  • A component can manage a whole lot of state, pass it down as props to its child components and pass a couple of functions along the way to enable child components to alter the state in the parent component again.
  • Component A is the only component that manages local state but passes it down to its child components as props.
  • In addition, it passes down the necessary functions to enable B and C to alter its own state in A.

    Now, half of the local state of component A is consumed as props by component C but not by component B.

  • When you lift the local state management down to component C, all the necessary props don’t need to traverse down the whole component tree.
  • When a library such as Redux “connects” its state managements layer with React’s view layer, you will often run into a higher order component that takes care of it (connect HOC in react-redux).

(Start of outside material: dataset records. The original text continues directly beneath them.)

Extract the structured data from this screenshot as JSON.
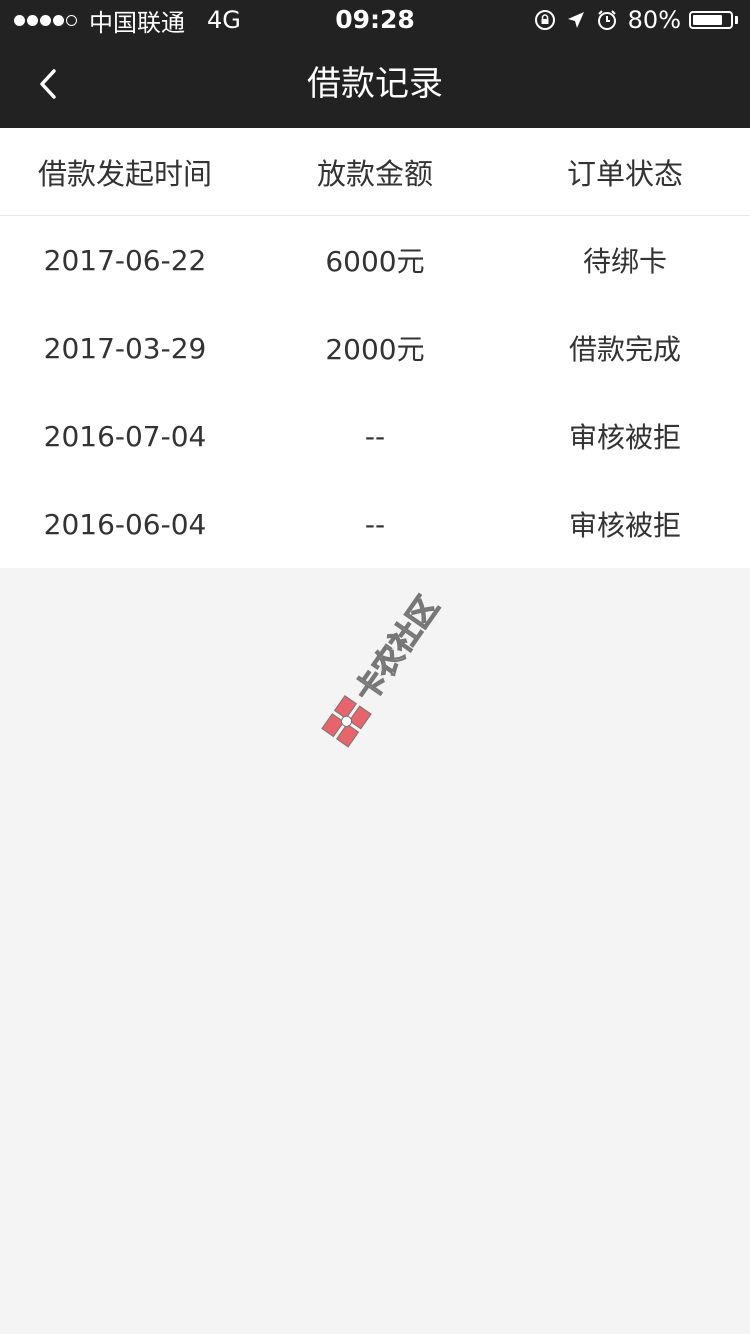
{
  "status_bar": {
    "carrier": "中国联通",
    "network": "4G",
    "time": "09:28",
    "battery_percent": "80%",
    "battery_level": 0.8,
    "signal_dots": [
      true,
      true,
      true,
      true,
      false
    ],
    "icons": [
      "rotation-lock-icon",
      "location-arrow-icon",
      "alarm-icon",
      "battery-icon"
    ]
  },
  "nav": {
    "title": "借款记录",
    "back_icon": "chevron-left-icon"
  },
  "table": {
    "headers": [
      "借款发起时间",
      "放款金额",
      "订单状态"
    ],
    "rows": [
      [
        "2017-06-22",
        "6000元",
        "待绑卡"
      ],
      [
        "2017-03-29",
        "2000元",
        "借款完成"
      ],
      [
        "2016-07-04",
        "--",
        "审核被拒"
      ],
      [
        "2016-06-04",
        "--",
        "审核被拒"
      ]
    ]
  },
  "watermark": {
    "text": "卡农社区"
  },
  "colors": {
    "bar_bg": "#222222",
    "page_bg": "#f4f4f4",
    "text": "#333333",
    "watermark_red": "#e8636a"
  }
}
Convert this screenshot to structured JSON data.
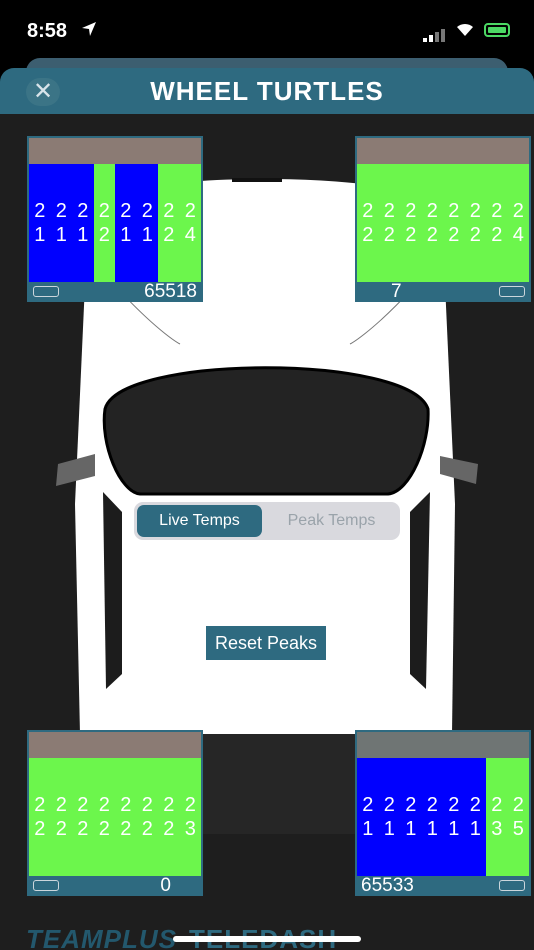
{
  "status": {
    "time": "8:58"
  },
  "header": {
    "title": "WHEEL TURTLES",
    "close_glyph": "✕"
  },
  "colors": {
    "accent": "#2e6a80",
    "hot": "#0000ff",
    "ok": "#6cf64c",
    "header_brown": "#8b7b74",
    "header_grey": "#6f7574"
  },
  "tyres": {
    "front_left": {
      "header_color": "#8b7b74",
      "columns": [
        {
          "top": "2",
          "bottom": "1",
          "color": "#0000ff"
        },
        {
          "top": "2",
          "bottom": "1",
          "color": "#0000ff"
        },
        {
          "top": "2",
          "bottom": "1",
          "color": "#0000ff"
        },
        {
          "top": "2",
          "bottom": "2",
          "color": "#6cf64c"
        },
        {
          "top": "2",
          "bottom": "1",
          "color": "#0000ff"
        },
        {
          "top": "2",
          "bottom": "1",
          "color": "#0000ff"
        },
        {
          "top": "2",
          "bottom": "2",
          "color": "#6cf64c"
        },
        {
          "top": "2",
          "bottom": "4",
          "color": "#6cf64c"
        }
      ],
      "count": "65518"
    },
    "front_right": {
      "header_color": "#8b7b74",
      "columns": [
        {
          "top": "2",
          "bottom": "2",
          "color": "#6cf64c"
        },
        {
          "top": "2",
          "bottom": "2",
          "color": "#6cf64c"
        },
        {
          "top": "2",
          "bottom": "2",
          "color": "#6cf64c"
        },
        {
          "top": "2",
          "bottom": "2",
          "color": "#6cf64c"
        },
        {
          "top": "2",
          "bottom": "2",
          "color": "#6cf64c"
        },
        {
          "top": "2",
          "bottom": "2",
          "color": "#6cf64c"
        },
        {
          "top": "2",
          "bottom": "2",
          "color": "#6cf64c"
        },
        {
          "top": "2",
          "bottom": "4",
          "color": "#6cf64c"
        }
      ],
      "count": "7"
    },
    "rear_left": {
      "header_color": "#8b7b74",
      "columns": [
        {
          "top": "2",
          "bottom": "2",
          "color": "#6cf64c"
        },
        {
          "top": "2",
          "bottom": "2",
          "color": "#6cf64c"
        },
        {
          "top": "2",
          "bottom": "2",
          "color": "#6cf64c"
        },
        {
          "top": "2",
          "bottom": "2",
          "color": "#6cf64c"
        },
        {
          "top": "2",
          "bottom": "2",
          "color": "#6cf64c"
        },
        {
          "top": "2",
          "bottom": "2",
          "color": "#6cf64c"
        },
        {
          "top": "2",
          "bottom": "2",
          "color": "#6cf64c"
        },
        {
          "top": "2",
          "bottom": "3",
          "color": "#6cf64c"
        }
      ],
      "count": "0"
    },
    "rear_right": {
      "header_color": "#6f7574",
      "columns": [
        {
          "top": "2",
          "bottom": "1",
          "color": "#0000ff"
        },
        {
          "top": "2",
          "bottom": "1",
          "color": "#0000ff"
        },
        {
          "top": "2",
          "bottom": "1",
          "color": "#0000ff"
        },
        {
          "top": "2",
          "bottom": "1",
          "color": "#0000ff"
        },
        {
          "top": "2",
          "bottom": "1",
          "color": "#0000ff"
        },
        {
          "top": "2",
          "bottom": "1",
          "color": "#0000ff"
        },
        {
          "top": "2",
          "bottom": "3",
          "color": "#6cf64c"
        },
        {
          "top": "2",
          "bottom": "5",
          "color": "#6cf64c"
        }
      ],
      "count": "65533"
    }
  },
  "segmented": {
    "live_label": "Live Temps",
    "peak_label": "Peak Temps",
    "selected": "Live Temps"
  },
  "reset_label": "Reset Peaks",
  "logo": {
    "team": "TEAMPLUS",
    "product": "TELEDASH"
  }
}
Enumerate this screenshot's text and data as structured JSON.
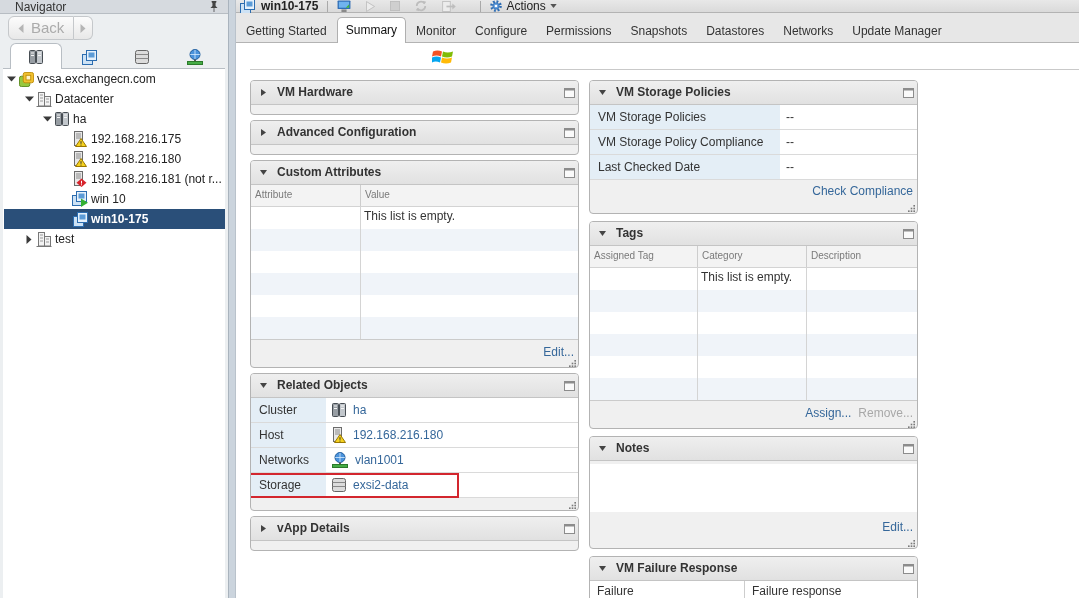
{
  "navigator": {
    "title": "Navigator",
    "back_button": {
      "label": "Back",
      "disabled": true
    },
    "forward_button": {
      "disabled": true
    },
    "tabs": [
      {
        "kind": "hosts",
        "selected": true
      },
      {
        "kind": "vms",
        "selected": false
      },
      {
        "kind": "storage",
        "selected": false
      },
      {
        "kind": "network",
        "selected": false
      }
    ],
    "tree": [
      {
        "label": "vcsa.exchangecn.com",
        "kind": "vcenter",
        "expanded": true,
        "selected": false,
        "children": [
          {
            "label": "Datacenter",
            "kind": "datacenter",
            "expanded": true,
            "selected": false,
            "children": [
              {
                "label": "ha",
                "kind": "cluster",
                "expanded": true,
                "selected": false,
                "children": [
                  {
                    "label": "192.168.216.175",
                    "kind": "host_warning",
                    "selected": false
                  },
                  {
                    "label": "192.168.216.180",
                    "kind": "host_warning",
                    "selected": false
                  },
                  {
                    "label": "192.168.216.181 (not r...",
                    "kind": "host_error",
                    "selected": false
                  },
                  {
                    "label": "win 10",
                    "kind": "vm_running",
                    "selected": false
                  },
                  {
                    "label": "win10-175",
                    "kind": "vm",
                    "selected": true
                  }
                ]
              }
            ]
          },
          {
            "label": "test",
            "kind": "datacenter",
            "expanded": false,
            "selected": false
          }
        ]
      }
    ]
  },
  "object": {
    "title": "win10-175",
    "toolbar": [
      {
        "kind": "console",
        "disabled": false
      },
      {
        "kind": "power_on",
        "disabled": true
      },
      {
        "kind": "power_off",
        "disabled": true
      },
      {
        "kind": "suspend",
        "disabled": true
      },
      {
        "kind": "migrate",
        "disabled": true
      }
    ],
    "actions_menu": {
      "label": "Actions"
    }
  },
  "tabs": [
    {
      "label": "Getting Started",
      "selected": false
    },
    {
      "label": "Summary",
      "selected": true
    },
    {
      "label": "Monitor",
      "selected": false
    },
    {
      "label": "Configure",
      "selected": false
    },
    {
      "label": "Permissions",
      "selected": false
    },
    {
      "label": "Snapshots",
      "selected": false
    },
    {
      "label": "Datastores",
      "selected": false
    },
    {
      "label": "Networks",
      "selected": false
    },
    {
      "label": "Update Manager",
      "selected": false
    }
  ],
  "portlets": {
    "left": [
      {
        "title": "VM Hardware",
        "expanded": false
      },
      {
        "title": "Advanced Configuration",
        "expanded": false
      },
      {
        "title": "Custom Attributes",
        "expanded": true,
        "kind": "table",
        "columns": [
          "Attribute",
          "Value"
        ],
        "empty_message": "This list is empty.",
        "actions": [
          {
            "label": "Edit...",
            "disabled": false
          }
        ]
      },
      {
        "title": "Related Objects",
        "expanded": true,
        "kind": "properties",
        "rows": [
          {
            "label": "Cluster",
            "value": "ha",
            "kind": "cluster",
            "highlighted": false
          },
          {
            "label": "Host",
            "value": "192.168.216.180",
            "kind": "host_warning",
            "highlighted": false
          },
          {
            "label": "Networks",
            "value": "vlan1001",
            "kind": "network",
            "highlighted": false
          },
          {
            "label": "Storage",
            "value": "exsi2-data",
            "kind": "datastore",
            "highlighted": true
          }
        ]
      },
      {
        "title": "vApp Details",
        "expanded": false
      }
    ],
    "right": [
      {
        "title": "VM Storage Policies",
        "expanded": true,
        "kind": "properties",
        "rows": [
          {
            "label": "VM Storage Policies",
            "value": "--"
          },
          {
            "label": "VM Storage Policy Compliance",
            "value": "--"
          },
          {
            "label": "Last Checked Date",
            "value": "--"
          }
        ],
        "actions": [
          {
            "label": "Check Compliance",
            "disabled": false
          }
        ]
      },
      {
        "title": "Tags",
        "expanded": true,
        "kind": "table",
        "columns": [
          "Assigned Tag",
          "Category",
          "Description"
        ],
        "empty_message": "This list is empty.",
        "actions": [
          {
            "label": "Assign...",
            "disabled": false
          },
          {
            "label": "Remove...",
            "disabled": true
          }
        ]
      },
      {
        "title": "Notes",
        "expanded": true,
        "kind": "notes",
        "actions": [
          {
            "label": "Edit...",
            "disabled": false
          }
        ]
      },
      {
        "title": "VM Failure Response",
        "expanded": true,
        "kind": "grid",
        "columns": [
          "Failure",
          "Failure response"
        ]
      }
    ]
  }
}
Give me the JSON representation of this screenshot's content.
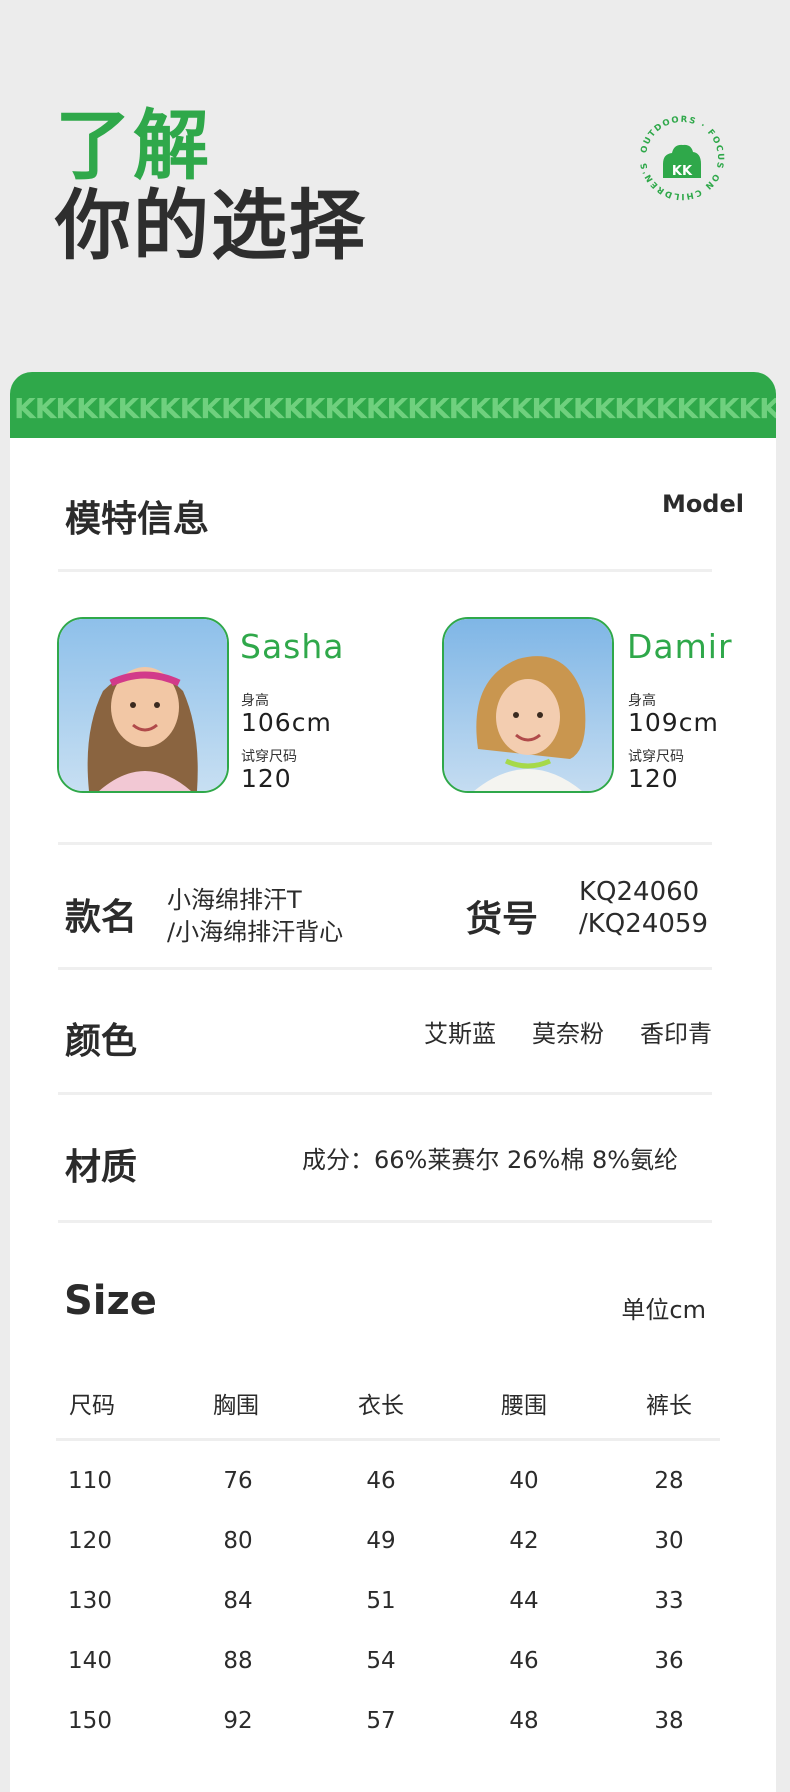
{
  "hero": {
    "title_line1": "了解",
    "title_line2": "你的选择"
  },
  "logo": {
    "ring_text": "OUTDOORS · FOCUS ON CHILDREN'S",
    "mark": "KK",
    "icon": "kk-cloud-logo"
  },
  "band": {
    "pattern_text": "KKKKKKKKKKKKKKKKKKKKKKKKKKKKKKKKKKKKKK"
  },
  "model_section": {
    "title": "模特信息",
    "title_en": "Model"
  },
  "models": [
    {
      "name": "Sasha",
      "height_label": "身高",
      "height": "106cm",
      "size_label": "试穿尺码",
      "size": "120"
    },
    {
      "name": "Damir",
      "height_label": "身高",
      "height": "109cm",
      "size_label": "试穿尺码",
      "size": "120"
    }
  ],
  "product": {
    "name_label": "款名",
    "name_line1": "小海绵排汗T",
    "name_line2": "/小海绵排汗背心",
    "code_label": "货号",
    "code_line1": "KQ24060",
    "code_line2": "/KQ24059"
  },
  "colors": {
    "label": "颜色",
    "options": [
      "艾斯蓝",
      "莫奈粉",
      "香印青"
    ]
  },
  "material": {
    "label": "材质",
    "value": "成分：66%莱赛尔 26%棉 8%氨纶"
  },
  "size_table": {
    "title": "Size",
    "unit": "单位cm",
    "headers": [
      "尺码",
      "胸围",
      "衣长",
      "腰围",
      "裤长"
    ],
    "rows": [
      [
        "110",
        "76",
        "46",
        "40",
        "28"
      ],
      [
        "120",
        "80",
        "49",
        "42",
        "30"
      ],
      [
        "130",
        "84",
        "51",
        "44",
        "33"
      ],
      [
        "140",
        "88",
        "54",
        "46",
        "36"
      ],
      [
        "150",
        "92",
        "57",
        "48",
        "38"
      ]
    ]
  },
  "colors_theme": {
    "accent": "#2fa84a",
    "text": "#2b2b2b",
    "page_bg": "#ececec"
  }
}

Facts about React that should be known before using Redux (or MobX). Most important: Learn React first, then opt-in Redux…
Continue reading “8 things to learn in React before using Redux”